As defined by the Federal Election Campaign Act (the Act) and Commission regulations, a “multicandidate committee,” is a political committee that has:
- Been registered with the Commission or the Secretary of the Senate for at least six months;
- Received contributions from more than 50 persons; and
- Made contributions to five or more federal candidates (a state party committee does not need to meet this third criteria). 2 U.S.C. §441a(a)(4) and 11 CFR 100.5(e)(3).
Knowing whether a political committee is a multicandidate committee is important because multicandidate committees have different contribution limits than non-multicandidate committees. A committee that does not have multicandidate status may give up to $2,300 per election to a candidate committee, $28,500 per year to a national party committee, $10,000 per year to state, district and local party committees (a single $10,000 limit is shared by all of a party’s affiliated committees within a given state) and $5,000 per year to any other political committee. For non-multicandidate committees, the contribution limits for candidates and national party committees are indexed for inflation each election cycle. 11 CFR 110.1.
Multicandidate committees, on the other hand, may give up to $5,000 per election to a candidate committee, but may give only $15,000 per year to national party committees and $5,000 per year to other political committees, including state, district and local party committees (again, a single limit is shared by all of a party’s committees within a given state). 11 CFR 110.2. Unlike contribution limits for nonmulticandidate committees, these limits are not indexed for inflation.
Under FEC regulations, a political committee automatically becomes a multicandidate committee when it meets the three criteria described above, and must certify its status within 10 calendar days of having met the criteria by filing FEC Form 1M. 11 CFR 102.2(a)(3).¹ In addition, a political committee that becomes affiliated with a committee that already has multicandidate status automatically becomes a multicandidate committee itself, and must file FEC Form 1M and follow the contribution limits for a multicandidate committee. 11 CFR 110.2(a)(1). A political committee’s failure to certify its multicandidate status by filing FEC Form 1M will result in a violation of the registration requirements at 2 U.S.C. §433(c). Failing to certify multicandidate status will not result in an excessive contribution so long as the amount is within the contribution limits for multicandidate committees.
When making contributions to candidates, a multicandidate committee must give the recipient candidate or campaign committee a written notification that it has qualified as a multicandidate committee. 11 CFR 110.2(a)(2). For convenience, the statement may be pre-printed on the committee’s checks, letterhead or other appropriate materials.

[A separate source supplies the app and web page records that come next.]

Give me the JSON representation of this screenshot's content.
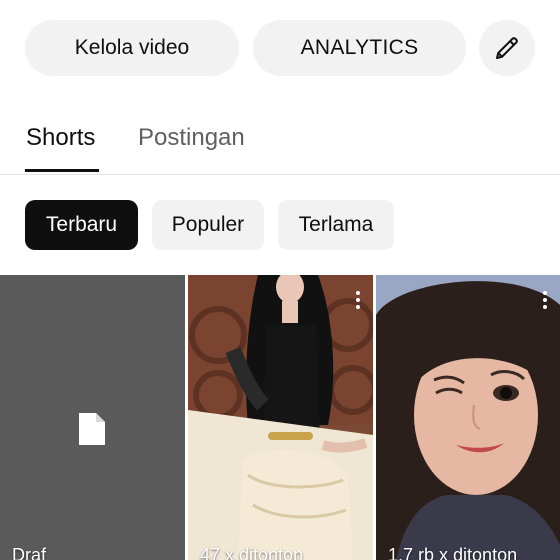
{
  "header": {
    "manage_label": "Kelola video",
    "analytics_label": "ANALYTICS",
    "edit_icon": "pencil-icon"
  },
  "tabs": [
    {
      "label": "Shorts",
      "selected": true
    },
    {
      "label": "Postingan",
      "selected": false
    }
  ],
  "filters": [
    {
      "label": "Terbaru",
      "selected": true
    },
    {
      "label": "Populer",
      "selected": false
    },
    {
      "label": "Terlama",
      "selected": false
    }
  ],
  "videos": [
    {
      "caption": "Draf",
      "icon": "file-icon"
    },
    {
      "caption": "47 x ditonton",
      "icon": "more-vert-icon"
    },
    {
      "caption": "1,7 rb x ditonton",
      "icon": "more-vert-icon"
    }
  ],
  "colors": {
    "pill_bg": "#f2f2f2",
    "chip_selected_bg": "#0f0f0f",
    "text_primary": "#0f0f0f",
    "text_secondary": "#606060",
    "draft_tile_bg": "#5a5a5a"
  }
}
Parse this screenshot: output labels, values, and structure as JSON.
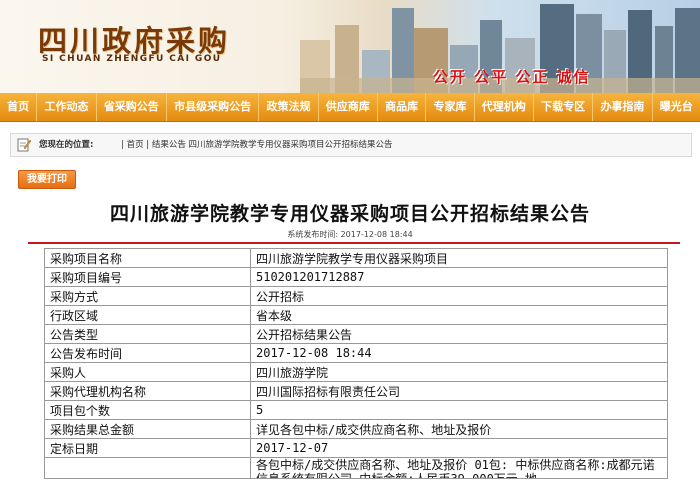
{
  "banner": {
    "title": "四川政府采购",
    "pinyin": "SI CHUAN ZHENGFU CAI GOU",
    "slogan": "公开 公平 公正 诚信"
  },
  "nav": {
    "items": [
      "首页",
      "工作动态",
      "省采购公告",
      "市县级采购公告",
      "政策法规",
      "供应商库",
      "商品库",
      "专家库",
      "代理机构",
      "下载专区",
      "办事指南",
      "曝光台"
    ]
  },
  "location": {
    "label": "您现在的位置:",
    "path": "| 首页 | 结果公告 四川旅游学院教学专用仪器采购项目公开招标结果公告"
  },
  "print_label": "我要打印",
  "doc": {
    "title": "四川旅游学院教学专用仪器采购项目公开招标结果公告",
    "publish_time": "系统发布时间: 2017-12-08 18:44"
  },
  "table": {
    "rows": [
      {
        "k": "采购项目名称",
        "v": "四川旅游学院教学专用仪器采购项目"
      },
      {
        "k": "采购项目编号",
        "v": "510201201712887"
      },
      {
        "k": "采购方式",
        "v": "公开招标"
      },
      {
        "k": "行政区域",
        "v": "省本级"
      },
      {
        "k": "公告类型",
        "v": "公开招标结果公告"
      },
      {
        "k": "公告发布时间",
        "v": "2017-12-08 18:44"
      },
      {
        "k": "采购人",
        "v": "四川旅游学院"
      },
      {
        "k": "采购代理机构名称",
        "v": "四川国际招标有限责任公司"
      },
      {
        "k": "项目包个数",
        "v": "5"
      },
      {
        "k": "采购结果总金额",
        "v": "详见各包中标/成交供应商名称、地址及报价"
      },
      {
        "k": "定标日期",
        "v": "2017-12-07"
      }
    ],
    "long_value": "各包中标/成交供应商名称、地址及报价 01包: 中标供应商名称:成都元诺信息系统有限公司,中标金额:人民币39.000万元,地"
  },
  "colors": {
    "nav": "#e38a10",
    "rule": "#c8161d",
    "title_brown": "#7a3a08",
    "slogan_red": "#d61212"
  }
}
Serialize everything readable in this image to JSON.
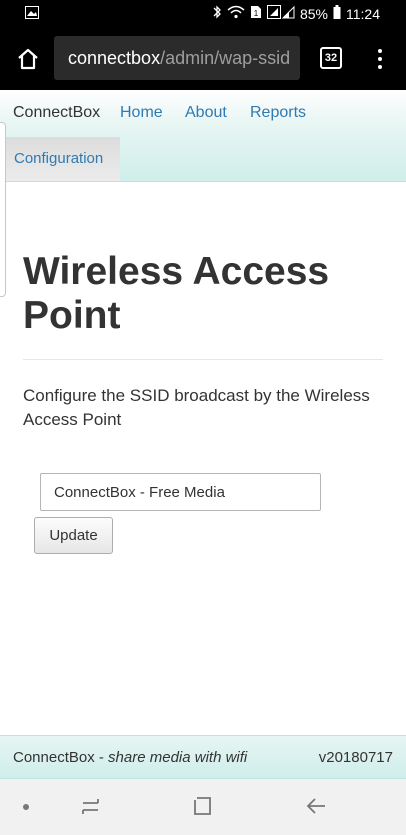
{
  "status_bar": {
    "battery": "85%",
    "time": "11:24",
    "icons": [
      "image-icon",
      "bluetooth-icon",
      "wifi-icon",
      "sim-icon",
      "signal-icon",
      "battery-icon"
    ]
  },
  "browser": {
    "url_host": "connectbox",
    "url_path": "/admin/wap-ssid",
    "tab_count": "32"
  },
  "navbar": {
    "brand": "ConnectBox",
    "links": [
      "Home",
      "About",
      "Reports"
    ],
    "active": "Configuration"
  },
  "main": {
    "title": "Wireless Access Point",
    "description": "Configure the SSID broadcast by the Wireless Access Point",
    "ssid_value": "ConnectBox - Free Media",
    "update_label": "Update"
  },
  "footer": {
    "brand": "ConnectBox - ",
    "tagline": "share media with wifi",
    "version": "v20180717"
  },
  "colors": {
    "link": "#2f7ab2",
    "navbar_teal": "#cfeeea",
    "chrome_bg": "#000000"
  }
}
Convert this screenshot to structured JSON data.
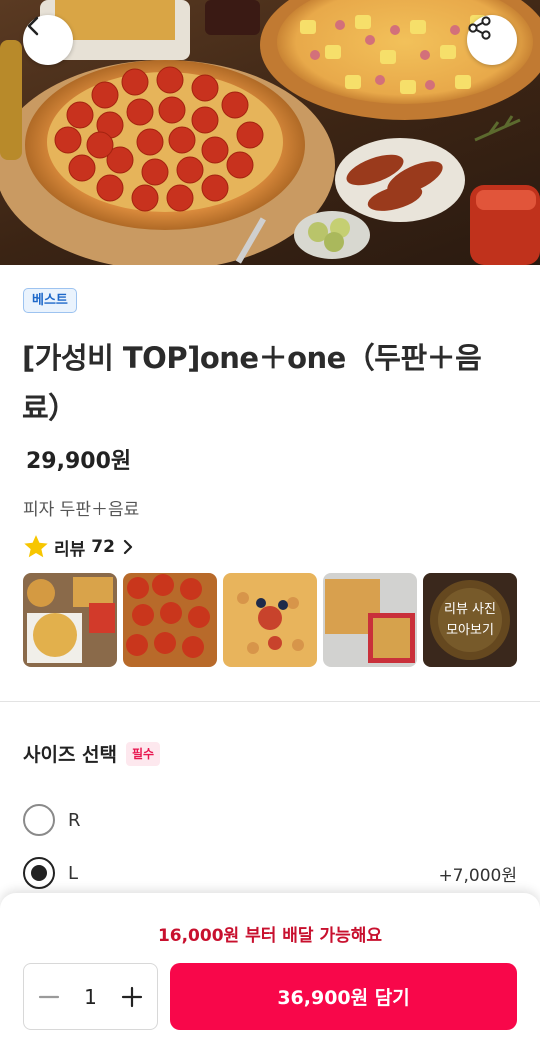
{
  "header": {
    "back_icon": "chevron-left-icon",
    "share_icon": "share-icon"
  },
  "product": {
    "badge": "베스트",
    "title": "[가성비 TOP]one＋one（두판＋음료）",
    "price": "29,900원",
    "description": "피자 두판＋음료"
  },
  "reviews": {
    "label": "리뷰",
    "count": "72",
    "star_color": "#f7c600",
    "more_photos_line1": "리뷰 사진",
    "more_photos_line2": "모아보기"
  },
  "size_section": {
    "title": "사이즈 선택",
    "required_label": "필수",
    "options": [
      {
        "name": "R",
        "price": "",
        "selected": false
      },
      {
        "name": "L",
        "price": "+7,000원",
        "selected": true
      }
    ]
  },
  "cart": {
    "min_order_notice": "16,000원 부터 배달 가능해요",
    "quantity": "1",
    "add_button_label": "36,900원 담기",
    "accent_color": "#f8074a"
  }
}
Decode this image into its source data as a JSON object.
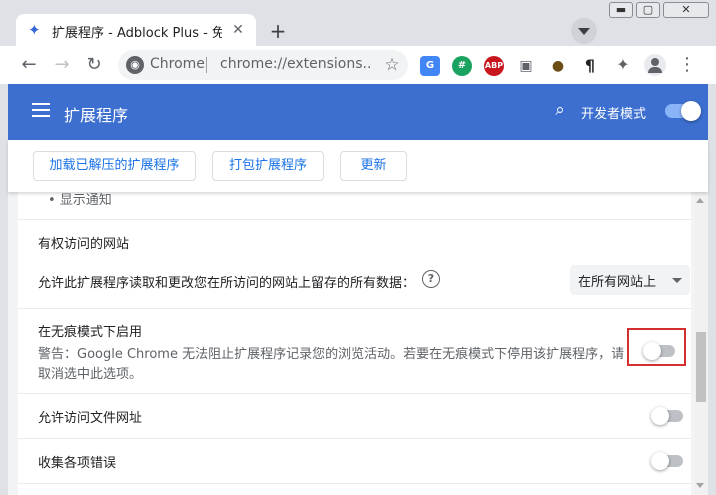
{
  "tab": {
    "title": "扩展程序 - Adblock Plus - 免费的",
    "close_glyph": "✕",
    "new_tab_glyph": "+"
  },
  "window": {
    "min_glyph": "▬",
    "max_glyph": "▢",
    "close_glyph": "✕"
  },
  "toolbar": {
    "back_glyph": "←",
    "forward_glyph": "→",
    "reload_glyph": "↻",
    "omnibox_site_label": "Chrome",
    "omnibox_url": "chrome://extensions...",
    "star_glyph": "☆",
    "extensions": [
      {
        "name": "google-translate-icon",
        "label": "G",
        "color": "#4285f4"
      },
      {
        "name": "pin-extension-icon",
        "label": "#",
        "color": "#1aa260"
      },
      {
        "name": "adblock-plus-icon",
        "label": "ABP",
        "color": "#c7161d"
      },
      {
        "name": "game-controller-icon",
        "label": "▣",
        "color": "#5f6368"
      },
      {
        "name": "tampermonkey-icon",
        "label": "●",
        "color": "#6b4e16"
      },
      {
        "name": "pilcrow-icon",
        "label": "¶",
        "color": "#202124"
      }
    ],
    "puzzle_glyph": "✦",
    "menu_glyph": "⋮"
  },
  "header": {
    "title": "扩展程序",
    "dev_mode_label": "开发者模式",
    "search_glyph": "⌕"
  },
  "actions": {
    "load_unpacked": "加载已解压的扩展程序",
    "pack": "打包扩展程序",
    "update": "更新"
  },
  "details": {
    "partial_item": "•  显示通知",
    "site_access": {
      "title": "有权访问的网站",
      "description": "允许此扩展程序读取和更改您在所访问的网站上留存的所有数据：",
      "help_glyph": "?",
      "selected": "在所有网站上"
    },
    "incognito": {
      "title": "在无痕模式下启用",
      "warning_line1": "警告：Google Chrome 无法阻止扩展程序记录您的浏览活动。若要在无痕模式下停用该扩展程序，请",
      "warning_line2": "取消选中此选项。",
      "enabled": false
    },
    "file_urls": {
      "title": "允许访问文件网址",
      "enabled": false
    },
    "collect_errors": {
      "title": "收集各项错误",
      "enabled": false
    }
  },
  "colors": {
    "header_bg": "#3c6fd0",
    "accent": "#1a73e8",
    "highlight": "#d32f2f"
  }
}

¹ Committees that notified the Commission of their multicandidate status on Form 3X prior to January 1, 1994, do not have to file Form 1M.